• Grandparents could still create a NRB trust for their grandchildren, the initial gift being covered by the NRB such that advances made within the first 10 years for the grandchildren’s, ‘maintenance, education and benefit’ are IHT free. In addition, any advances made would remove a significant amount of the value from within the fund such that any further charges should be relatively low.


• It could be possible for assets to be jointly owned - this might achieve the desired result of decreasing the donor’s estate whilst still enabling the prevention of a sale of the underlying asset which could not be achieved should an absolute gift be made to the minor. However, this method might not achieve the nil IHT position possible under a ‘TBM’ trust.


• It might not be the minor who causes concern - a married couple (one of whom has been married before and who has children from a former marriage) may prefer to create a qualifying ‘interest in possession’ (IIP) trust under which the surviving spouse receives income for life but the capital asset is preserved for the children.

 

Practical Tip

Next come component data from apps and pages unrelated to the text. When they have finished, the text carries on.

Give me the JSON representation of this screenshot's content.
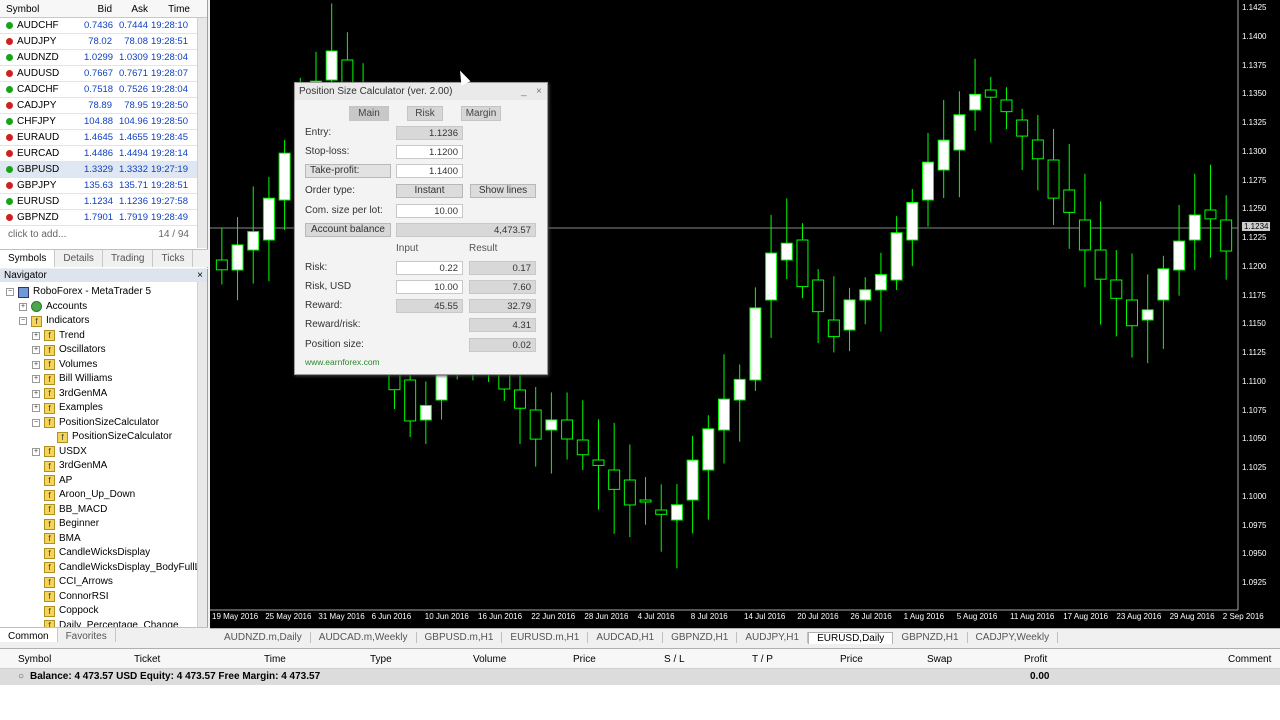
{
  "market_watch": {
    "headers": {
      "symbol": "Symbol",
      "bid": "Bid",
      "ask": "Ask",
      "time": "Time"
    },
    "rows": [
      {
        "symbol": "AUDCHF",
        "bid": "0.7436",
        "ask": "0.7444",
        "time": "19:28:10",
        "dir": "up"
      },
      {
        "symbol": "AUDJPY",
        "bid": "78.02",
        "ask": "78.08",
        "time": "19:28:51",
        "dir": "dn"
      },
      {
        "symbol": "AUDNZD",
        "bid": "1.0299",
        "ask": "1.0309",
        "time": "19:28:04",
        "dir": "up"
      },
      {
        "symbol": "AUDUSD",
        "bid": "0.7667",
        "ask": "0.7671",
        "time": "19:28:07",
        "dir": "dn"
      },
      {
        "symbol": "CADCHF",
        "bid": "0.7518",
        "ask": "0.7526",
        "time": "19:28:04",
        "dir": "up"
      },
      {
        "symbol": "CADJPY",
        "bid": "78.89",
        "ask": "78.95",
        "time": "19:28:50",
        "dir": "dn"
      },
      {
        "symbol": "CHFJPY",
        "bid": "104.88",
        "ask": "104.96",
        "time": "19:28:50",
        "dir": "up"
      },
      {
        "symbol": "EURAUD",
        "bid": "1.4645",
        "ask": "1.4655",
        "time": "19:28:45",
        "dir": "dn"
      },
      {
        "symbol": "EURCAD",
        "bid": "1.4486",
        "ask": "1.4494",
        "time": "19:28:14",
        "dir": "dn"
      },
      {
        "symbol": "GBPUSD",
        "bid": "1.3329",
        "ask": "1.3332",
        "time": "19:27:19",
        "dir": "up",
        "selected": true
      },
      {
        "symbol": "GBPJPY",
        "bid": "135.63",
        "ask": "135.71",
        "time": "19:28:51",
        "dir": "dn"
      },
      {
        "symbol": "EURUSD",
        "bid": "1.1234",
        "ask": "1.1236",
        "time": "19:27:58",
        "dir": "up"
      },
      {
        "symbol": "GBPNZD",
        "bid": "1.7901",
        "ask": "1.7919",
        "time": "19:28:49",
        "dir": "dn"
      }
    ],
    "add_text": "click to add...",
    "count": "14 / 94",
    "tabs": [
      "Symbols",
      "Details",
      "Trading",
      "Ticks"
    ]
  },
  "navigator": {
    "title": "Navigator",
    "items": [
      {
        "label": "RoboForex - MetaTrader 5",
        "icon": "terminal-icon",
        "pm": "−"
      },
      {
        "label": "Accounts",
        "icon": "accounts-icon",
        "pm": "+"
      },
      {
        "label": "Indicators",
        "icon": "indicators-folder-icon",
        "pm": "−"
      },
      {
        "label": "Trend",
        "icon": "folder-icon",
        "pm": "+"
      },
      {
        "label": "Oscillators",
        "icon": "folder-icon",
        "pm": "+"
      },
      {
        "label": "Volumes",
        "icon": "folder-icon",
        "pm": "+"
      },
      {
        "label": "Bill Williams",
        "icon": "folder-icon",
        "pm": "+"
      },
      {
        "label": "3rdGenMA",
        "icon": "folder-icon",
        "pm": "+"
      },
      {
        "label": "Examples",
        "icon": "folder-icon",
        "pm": "+"
      },
      {
        "label": "PositionSizeCalculator",
        "icon": "folder-icon",
        "pm": "−"
      },
      {
        "label": "PositionSizeCalculator",
        "icon": "indicator-icon",
        "pm": ""
      },
      {
        "label": "USDX",
        "icon": "folder-icon",
        "pm": "+"
      },
      {
        "label": "3rdGenMA",
        "icon": "indicator-icon",
        "pm": ""
      },
      {
        "label": "AP",
        "icon": "indicator-icon",
        "pm": ""
      },
      {
        "label": "Aroon_Up_Down",
        "icon": "indicator-icon",
        "pm": ""
      },
      {
        "label": "BB_MACD",
        "icon": "indicator-icon",
        "pm": ""
      },
      {
        "label": "Beginner",
        "icon": "indicator-icon",
        "pm": ""
      },
      {
        "label": "BMA",
        "icon": "indicator-icon",
        "pm": ""
      },
      {
        "label": "CandleWicksDisplay",
        "icon": "indicator-icon",
        "pm": ""
      },
      {
        "label": "CandleWicksDisplay_BodyFullLe",
        "icon": "indicator-icon",
        "pm": ""
      },
      {
        "label": "CCI_Arrows",
        "icon": "indicator-icon",
        "pm": ""
      },
      {
        "label": "ConnorRSI",
        "icon": "indicator-icon",
        "pm": ""
      },
      {
        "label": "Coppock",
        "icon": "indicator-icon",
        "pm": ""
      },
      {
        "label": "Daily_Percentage_Change",
        "icon": "indicator-icon",
        "pm": ""
      }
    ],
    "tabs": [
      "Common",
      "Favorites"
    ]
  },
  "chart": {
    "price_labels": [
      "1.1425",
      "1.1400",
      "1.1375",
      "1.1350",
      "1.1325",
      "1.1300",
      "1.1275",
      "1.1250",
      "1.1225",
      "1.1200",
      "1.1175",
      "1.1150",
      "1.1125",
      "1.1100",
      "1.1075",
      "1.1050",
      "1.1025",
      "1.1000",
      "1.0975",
      "1.0950",
      "1.0925"
    ],
    "current_price": "1.1234",
    "date_labels": [
      "19 May 2016",
      "25 May 2016",
      "31 May 2016",
      "6 Jun 2016",
      "10 Jun 2016",
      "16 Jun 2016",
      "22 Jun 2016",
      "28 Jun 2016",
      "4 Jul 2016",
      "8 Jul 2016",
      "14 Jul 2016",
      "20 Jul 2016",
      "26 Jul 2016",
      "1 Aug 2016",
      "5 Aug 2016",
      "11 Aug 2016",
      "17 Aug 2016",
      "23 Aug 2016",
      "29 Aug 2016",
      "2 Sep 2016"
    ],
    "up_color": "#ffffff",
    "wick_color": "#00ff00",
    "bg_color": "#000000"
  },
  "chart_tabs": [
    "AUDNZD.m,Daily",
    "AUDCAD.m,Weekly",
    "GBPUSD.m,H1",
    "EURUSD.m,H1",
    "AUDCAD,H1",
    "GBPNZD,H1",
    "AUDJPY,H1",
    "EURUSD,Daily",
    "GBPNZD,H1",
    "CADJPY,Weekly"
  ],
  "active_chart_tab": "EURUSD,Daily",
  "trade": {
    "headers": {
      "symbol": "Symbol",
      "ticket": "Ticket",
      "time": "Time",
      "type": "Type",
      "volume": "Volume",
      "price": "Price",
      "sl": "S / L",
      "tp": "T / P",
      "price2": "Price",
      "swap": "Swap",
      "profit": "Profit",
      "comment": "Comment"
    },
    "balance_text": "Balance: 4 473.57 USD  Equity: 4 473.57  Free Margin: 4 473.57",
    "profit": "0.00"
  },
  "psc": {
    "title": "Position Size Calculator (ver. 2.00)",
    "tabs": [
      "Main",
      "Risk",
      "Margin"
    ],
    "entry_label": "Entry:",
    "entry": "1.1236",
    "stoploss_label": "Stop-loss:",
    "stoploss": "1.1200",
    "takeprofit_label": "Take-profit:",
    "takeprofit": "1.1400",
    "order_type_label": "Order type:",
    "order_type": "Instant",
    "show_lines": "Show lines",
    "commission_label": "Com. size per lot:",
    "commission": "10.00",
    "account_balance_label": "Account balance",
    "account_balance": "4,473.57",
    "col_input": "Input",
    "col_result": "Result",
    "risk_label": "Risk:",
    "risk_input": "0.22",
    "risk_result": "0.17",
    "risk_usd_label": "Risk, USD",
    "risk_usd_input": "10.00",
    "risk_usd_result": "7.60",
    "reward_label": "Reward:",
    "reward_input": "45.55",
    "reward_result": "32.79",
    "reward_risk_label": "Reward/risk:",
    "reward_risk": "4.31",
    "position_size_label": "Position size:",
    "position_size": "0.02",
    "link": "www.earnforex.com"
  }
}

As ever, this is an area of tax planning that needs careful consideration as there are many questions that need to be answered. For example, what happens if the trust asset is a residence only? How is any IHT charge to be funded? Trustees may require the ability to borrow to fund any such charge or an amount may need to be retained in a deposit account. Specialist advice is needed.


Jennifer Adams